Today’s unprecedented access to information, demand for transparency, and empowerment of social recommendation speed the transition from mass marketing and toward more relevant and personalized communications: in short, digital video content.
Advertising improves selling, but video content improves communication. Of all kinds. Which in turn, improves sales. That’s why it’s where marketing is moving.
Make no mistake; I love great advertising. And great advertising still builds brands. But it’s no longer the only way. Because it’s not just brands that need building; businesses and organizations of every kind need to reach audiences with compelling messages.
So there’s always another story to tell.
So yesterday, I was lucky enough to present for the West Michigan Content Strategy Meetup’s first-ever lunch and learn webinar.
Of course, being that it was ‘first ever’ and involved warring Apple and Google technology platforms, it was a bit of a car wreck; dropped signals, video blackouts, etc. But happily, like all things digital and video, you can fix it in post. So we did.
My thanks to my old friend Scott Smith and the charming and redoubtable Laura Bergells for making this a terrific experience, technical difficulties and all.
See this? This is a hack Ryan Summers developed for the CGI team working on the Dolby job. It’s a GPU cluster: a series of five $600 boxes that could soon disrupt the world of render farms. A standard motion graphics render farm has roughly 60 nodes, each with one processor and four cores, for a total of 240 cores. In contrast, each of these five GPU’s contains around 2500 cores. They don’t need cooling, they require far less power, and they’re infinitely scalable; all huge advantages over current render farm technology. GPU’s like this were developed by the gaming industry to process heavy math. Ryan’s repurposed them for our needs to generate more renders, quicker and cheaper
As an industry solution, these types of GPU’s are not entirely ready today, but in a few months, they could be. And that’s the point; until the industry generates software to catch up to these processor speeds, Digital Kitchen can leverage this technological advantage to make us more competitive in the marketplace. While others have lower cost margins based on how they’re structured, getting more done more quickly helps us to close that gap.
Innovative thinking like this doesn’t only relate to hardware. As technology reinvents itself on increasingly shorter cycles, all sorts of opportunities will become available to anyone paying attention. Most of us recognize we no longer need to build websites from scratch; we can customize existing platforms already coded for security and responsiveness. We no longer need to settle for a stock shot or set up our own second unit shoots; we can access a community of DP’s on something like https://genero.tv/ and get a bespoke shot reasonably quickly and for a fraction of the cost. Hacks like these won’t work for everything, but in the right situation, they lend DK a real advantage.
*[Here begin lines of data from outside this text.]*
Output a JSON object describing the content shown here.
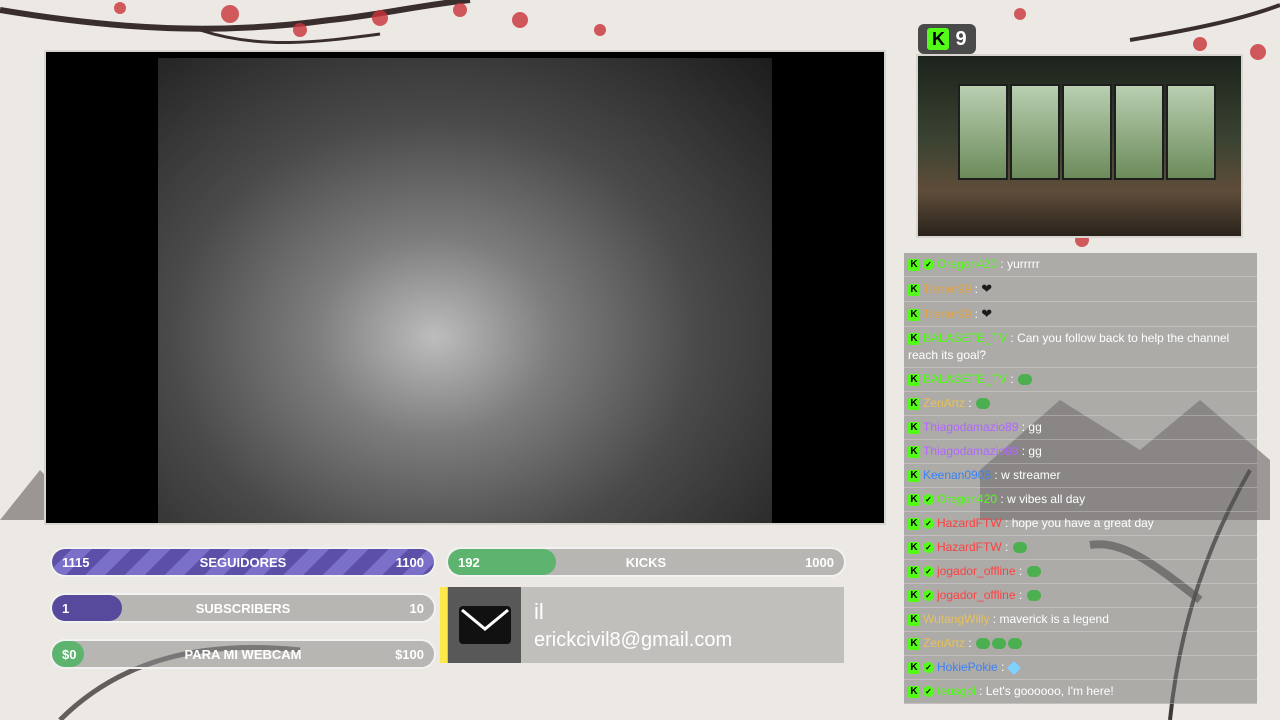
{
  "kick_count": {
    "icon": "kick-logo-icon",
    "value": "9"
  },
  "goals": [
    {
      "current": "1115",
      "label": "SEGUIDORES",
      "target": "1100",
      "progress": 1.0
    },
    {
      "current": "1",
      "label": "SUBSCRIBERS",
      "target": "10",
      "progress": 0.1
    },
    {
      "current": "$0",
      "label": "PARA MI WEBCAM",
      "target": "$100",
      "progress": 0.0
    },
    {
      "current": "192",
      "label": "KICKS",
      "target": "1000",
      "progress": 0.192
    }
  ],
  "mail": {
    "title": "il",
    "text": "erickcivil8@gmail.com"
  },
  "chat": [
    {
      "user": "Oregon420",
      "color": "#53fc18",
      "verified": true,
      "message": "yurrrrr"
    },
    {
      "user": "Trener99",
      "color": "#e8a23a",
      "verified": false,
      "message": "",
      "emote": "heart"
    },
    {
      "user": "Trener99",
      "color": "#e8a23a",
      "verified": false,
      "message": "",
      "emote": "heart"
    },
    {
      "user": "BALASETE_TV",
      "color": "#53fc18",
      "verified": false,
      "message": "Can you follow back to help the channel reach its goal?"
    },
    {
      "user": "BALASETE_TV",
      "color": "#53fc18",
      "verified": false,
      "message": "",
      "emote": "frog"
    },
    {
      "user": "ZenArtz",
      "color": "#e8c15a",
      "verified": false,
      "message": "",
      "emote": "frog"
    },
    {
      "user": "Thiagodamazio89",
      "color": "#b266ff",
      "verified": false,
      "message": "gg"
    },
    {
      "user": "Thiagodamazio89",
      "color": "#b266ff",
      "verified": false,
      "message": "gg"
    },
    {
      "user": "Keenan0908",
      "color": "#3b82f6",
      "verified": false,
      "message": "w streamer"
    },
    {
      "user": "Oregon420",
      "color": "#53fc18",
      "verified": true,
      "message": "w vibes all day"
    },
    {
      "user": "HazardFTW",
      "color": "#ff4040",
      "verified": true,
      "message": "hope you have a great day"
    },
    {
      "user": "HazardFTW",
      "color": "#ff4040",
      "verified": true,
      "message": "",
      "emote": "frog"
    },
    {
      "user": "jogador_offline",
      "color": "#ff4040",
      "verified": true,
      "message": "",
      "emote": "frog"
    },
    {
      "user": "jogador_offline",
      "color": "#ff4040",
      "verified": true,
      "message": "",
      "emote": "frog"
    },
    {
      "user": "WutangWilly",
      "color": "#e8c15a",
      "verified": false,
      "message": "maverick is a legend"
    },
    {
      "user": "ZenArtz",
      "color": "#e8c15a",
      "verified": false,
      "message": "",
      "emote": "frog3"
    },
    {
      "user": "HokiePokie",
      "color": "#3b82f6",
      "verified": true,
      "message": "",
      "emote": "gem"
    },
    {
      "user": "teusgol",
      "color": "#53fc18",
      "verified": true,
      "message": "Let's goooooo, I'm here!"
    }
  ],
  "colors": {
    "kick_green": "#53fc18",
    "goal_purple": "#574a9c",
    "goal_green": "#5db46f",
    "mail_accent": "#ffe94a"
  }
}
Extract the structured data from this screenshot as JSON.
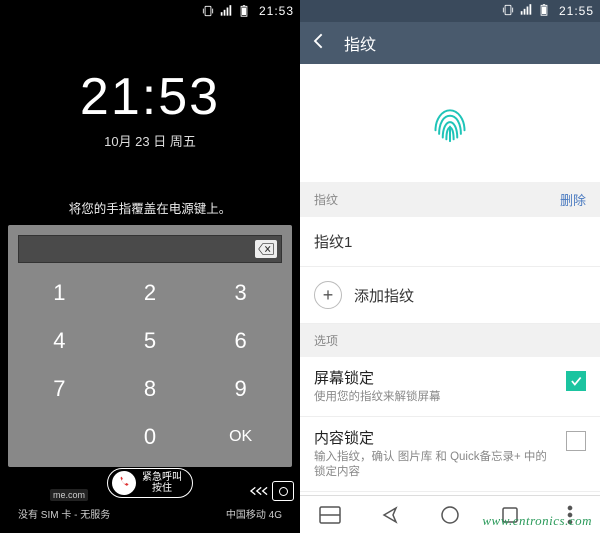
{
  "left": {
    "statusbar": {
      "time": "21:53"
    },
    "clock": {
      "time": "21:53",
      "date": "10月 23 日 周五"
    },
    "hint": "将您的手指覆盖在电源键上。",
    "keys": {
      "k1": "1",
      "k2": "2",
      "k3": "3",
      "k4": "4",
      "k5": "5",
      "k6": "6",
      "k7": "7",
      "k8": "8",
      "k9": "9",
      "k0": "0",
      "ok": "OK"
    },
    "emergency": {
      "line1": "紧急呼叫",
      "line2": "按住"
    },
    "me_com": "me.com",
    "carrier": {
      "left": "没有 SIM 卡 - 无服务",
      "right": "中国移动 4G"
    }
  },
  "right": {
    "statusbar": {
      "time": "21:55"
    },
    "appbar": {
      "title": "指纹"
    },
    "sec_fp": {
      "label": "指纹",
      "delete": "删除"
    },
    "fp1": "指纹1",
    "add": "添加指纹",
    "sec_opt": "选项",
    "opt_lock": {
      "title": "屏幕锁定",
      "sub": "使用您的指纹来解锁屏幕"
    },
    "opt_content": {
      "title": "内容锁定",
      "sub": "输入指纹，确认 图片库 和 Quick备忘录+ 中的锁定内容"
    }
  },
  "watermark": "www.cntronics.com"
}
But that advantage relies on embracing change and innovation. As it does for any company. After all, it’s at the heart of no less than Steve Jobs’ famous mantra: stay hungry, stay foolish, stay curious.”
Over the past few years, Olson has created a number of shop-able videos for Target.com. With each new iteration, the technology advances and the offering improves. As successful as this initiative was for the brand, the technology has already leapt forward another five years. What a rocketsled…